What you should do :: Restate the whole listing below word for word and keep the images out.

Task input ::
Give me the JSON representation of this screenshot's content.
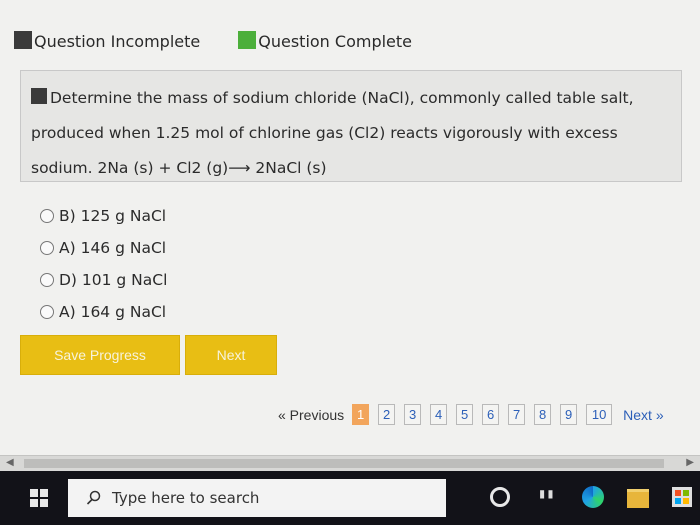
{
  "legend": {
    "incomplete": "Question Incomplete",
    "complete": "Question Complete"
  },
  "question": {
    "line1": "Determine the mass of sodium chloride (NaCl), commonly called table salt,",
    "line2": "produced when 1.25 mol of chlorine gas (Cl2) reacts vigorously with excess",
    "line3": "sodium. 2Na (s) + Cl2 (g)⟶ 2NaCl (s)"
  },
  "options": [
    {
      "label": "B) 125 g NaCl"
    },
    {
      "label": "A) 146 g NaCl"
    },
    {
      "label": "D) 101 g NaCl"
    },
    {
      "label": "A) 164 g NaCl"
    }
  ],
  "buttons": {
    "save": "Save Progress",
    "next": "Next"
  },
  "pager": {
    "previous": "« Previous",
    "pages": [
      "1",
      "2",
      "3",
      "4",
      "5",
      "6",
      "7",
      "8",
      "9",
      "10"
    ],
    "current": "1",
    "next": "Next »"
  },
  "taskbar": {
    "search_placeholder": "Type here to search"
  },
  "colors": {
    "incomplete": "#3a3a3a",
    "complete": "#4caf3b",
    "button": "#e8be14",
    "active_page": "#f2a55c",
    "link": "#2c5fb8"
  }
}
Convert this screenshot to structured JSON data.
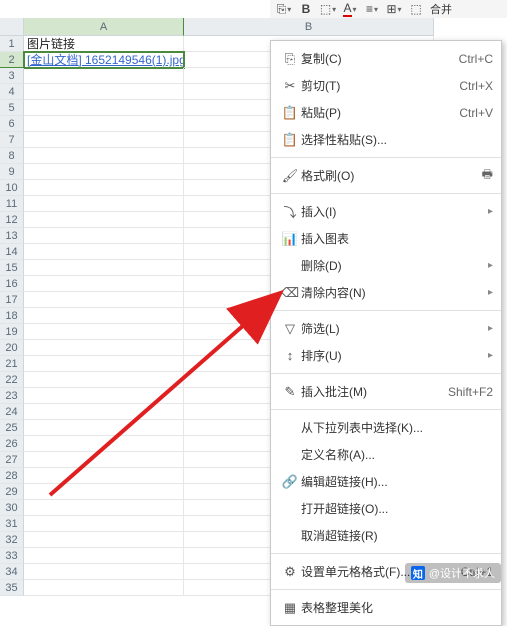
{
  "toolbar": {
    "merge_label": "合并"
  },
  "columns": {
    "A": "A",
    "B": "B"
  },
  "rows": {
    "count": 35,
    "r1": {
      "A": "图片链接"
    },
    "r2": {
      "A": "[金山文档] 1652149546(1).jpg"
    }
  },
  "selection": {
    "row": 2,
    "col": "A"
  },
  "contextMenu": [
    {
      "type": "item",
      "icon": "copy-icon",
      "label": "复制(C)",
      "shortcut": "Ctrl+C"
    },
    {
      "type": "item",
      "icon": "cut-icon",
      "label": "剪切(T)",
      "shortcut": "Ctrl+X"
    },
    {
      "type": "item",
      "icon": "paste-icon",
      "label": "粘贴(P)",
      "shortcut": "Ctrl+V"
    },
    {
      "type": "item",
      "icon": "paste-sp-icon",
      "label": "选择性粘贴(S)...",
      "shortcut": ""
    },
    {
      "type": "sep"
    },
    {
      "type": "item",
      "icon": "brush-icon",
      "label": "格式刷(O)",
      "shortcut": "",
      "tail": "printer-icon"
    },
    {
      "type": "sep"
    },
    {
      "type": "item",
      "icon": "insert-icon",
      "label": "插入(I)",
      "shortcut": "",
      "sub": "›"
    },
    {
      "type": "item",
      "icon": "chart-icon",
      "label": "插入图表",
      "shortcut": ""
    },
    {
      "type": "item",
      "icon": "",
      "label": "删除(D)",
      "shortcut": "",
      "sub": "›"
    },
    {
      "type": "item",
      "icon": "erase-icon",
      "label": "清除内容(N)",
      "shortcut": "",
      "sub": "›"
    },
    {
      "type": "sep"
    },
    {
      "type": "item",
      "icon": "filter-icon",
      "label": "筛选(L)",
      "shortcut": "",
      "sub": "›"
    },
    {
      "type": "item",
      "icon": "sort-icon",
      "label": "排序(U)",
      "shortcut": "",
      "sub": "›"
    },
    {
      "type": "sep"
    },
    {
      "type": "item",
      "icon": "comment-icon",
      "label": "插入批注(M)",
      "shortcut": "Shift+F2"
    },
    {
      "type": "sep"
    },
    {
      "type": "item",
      "icon": "",
      "label": "从下拉列表中选择(K)...",
      "shortcut": ""
    },
    {
      "type": "item",
      "icon": "",
      "label": "定义名称(A)...",
      "shortcut": ""
    },
    {
      "type": "item",
      "icon": "link-icon",
      "label": "编辑超链接(H)...",
      "shortcut": ""
    },
    {
      "type": "item",
      "icon": "",
      "label": "打开超链接(O)...",
      "shortcut": ""
    },
    {
      "type": "item",
      "icon": "",
      "label": "取消超链接(R)",
      "shortcut": ""
    },
    {
      "type": "sep"
    },
    {
      "type": "item",
      "icon": "format-icon",
      "label": "设置单元格格式(F)...",
      "shortcut": "Ctrl+1"
    },
    {
      "type": "sep"
    },
    {
      "type": "item",
      "icon": "table-icon",
      "label": "表格整理美化",
      "shortcut": ""
    }
  ],
  "watermark": {
    "brand": "知",
    "text": "@设计不求人"
  }
}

Solution to this task ::
Give me the JSON representation of this screenshot's content.
{
  "legend": {
    "incomplete": "Question Incomplete",
    "complete": "Question Complete"
  },
  "question": {
    "line1": "Determine the mass of sodium chloride (NaCl), commonly called table salt,",
    "line2": "produced when 1.25 mol of chlorine gas (Cl2) reacts vigorously with excess",
    "line3": "sodium. 2Na (s) + Cl2 (g)⟶ 2NaCl (s)"
  },
  "options": [
    {
      "label": "B) 125 g NaCl"
    },
    {
      "label": "A) 146 g NaCl"
    },
    {
      "label": "D) 101 g NaCl"
    },
    {
      "label": "A) 164 g NaCl"
    }
  ],
  "buttons": {
    "save": "Save Progress",
    "next": "Next"
  },
  "pager": {
    "previous": "« Previous",
    "pages": [
      "1",
      "2",
      "3",
      "4",
      "5",
      "6",
      "7",
      "8",
      "9",
      "10"
    ],
    "current": "1",
    "next": "Next »"
  },
  "taskbar": {
    "search_placeholder": "Type here to search"
  },
  "colors": {
    "incomplete": "#3a3a3a",
    "complete": "#4caf3b",
    "button": "#e8be14",
    "active_page": "#f2a55c",
    "link": "#2c5fb8"
  }
}
Convert this screenshot to structured JSON data.
{
  "toolbar": {
    "merge_label": "合并"
  },
  "columns": {
    "A": "A",
    "B": "B"
  },
  "rows": {
    "count": 35,
    "r1": {
      "A": "图片链接"
    },
    "r2": {
      "A": "[金山文档] 1652149546(1).jpg"
    }
  },
  "selection": {
    "row": 2,
    "col": "A"
  },
  "contextMenu": [
    {
      "type": "item",
      "icon": "copy-icon",
      "label": "复制(C)",
      "shortcut": "Ctrl+C"
    },
    {
      "type": "item",
      "icon": "cut-icon",
      "label": "剪切(T)",
      "shortcut": "Ctrl+X"
    },
    {
      "type": "item",
      "icon": "paste-icon",
      "label": "粘贴(P)",
      "shortcut": "Ctrl+V"
    },
    {
      "type": "item",
      "icon": "paste-sp-icon",
      "label": "选择性粘贴(S)...",
      "shortcut": ""
    },
    {
      "type": "sep"
    },
    {
      "type": "item",
      "icon": "brush-icon",
      "label": "格式刷(O)",
      "shortcut": "",
      "tail": "printer-icon"
    },
    {
      "type": "sep"
    },
    {
      "type": "item",
      "icon": "insert-icon",
      "label": "插入(I)",
      "shortcut": "",
      "sub": "›"
    },
    {
      "type": "item",
      "icon": "chart-icon",
      "label": "插入图表",
      "shortcut": ""
    },
    {
      "type": "item",
      "icon": "",
      "label": "删除(D)",
      "shortcut": "",
      "sub": "›"
    },
    {
      "type": "item",
      "icon": "erase-icon",
      "label": "清除内容(N)",
      "shortcut": "",
      "sub": "›"
    },
    {
      "type": "sep"
    },
    {
      "type": "item",
      "icon": "filter-icon",
      "label": "筛选(L)",
      "shortcut": "",
      "sub": "›"
    },
    {
      "type": "item",
      "icon": "sort-icon",
      "label": "排序(U)",
      "shortcut": "",
      "sub": "›"
    },
    {
      "type": "sep"
    },
    {
      "type": "item",
      "icon": "comment-icon",
      "label": "插入批注(M)",
      "shortcut": "Shift+F2"
    },
    {
      "type": "sep"
    },
    {
      "type": "item",
      "icon": "",
      "label": "从下拉列表中选择(K)...",
      "shortcut": ""
    },
    {
      "type": "item",
      "icon": "",
      "label": "定义名称(A)...",
      "shortcut": ""
    },
    {
      "type": "item",
      "icon": "link-icon",
      "label": "编辑超链接(H)...",
      "shortcut": ""
    },
    {
      "type": "item",
      "icon": "",
      "label": "打开超链接(O)...",
      "shortcut": ""
    },
    {
      "type": "item",
      "icon": "",
      "label": "取消超链接(R)",
      "shortcut": ""
    },
    {
      "type": "sep"
    },
    {
      "type": "item",
      "icon": "format-icon",
      "label": "设置单元格格式(F)...",
      "shortcut": "Ctrl+1"
    },
    {
      "type": "sep"
    },
    {
      "type": "item",
      "icon": "table-icon",
      "label": "表格整理美化",
      "shortcut": ""
    }
  ],
  "watermark": {
    "brand": "知",
    "text": "@设计不求人"
  }
}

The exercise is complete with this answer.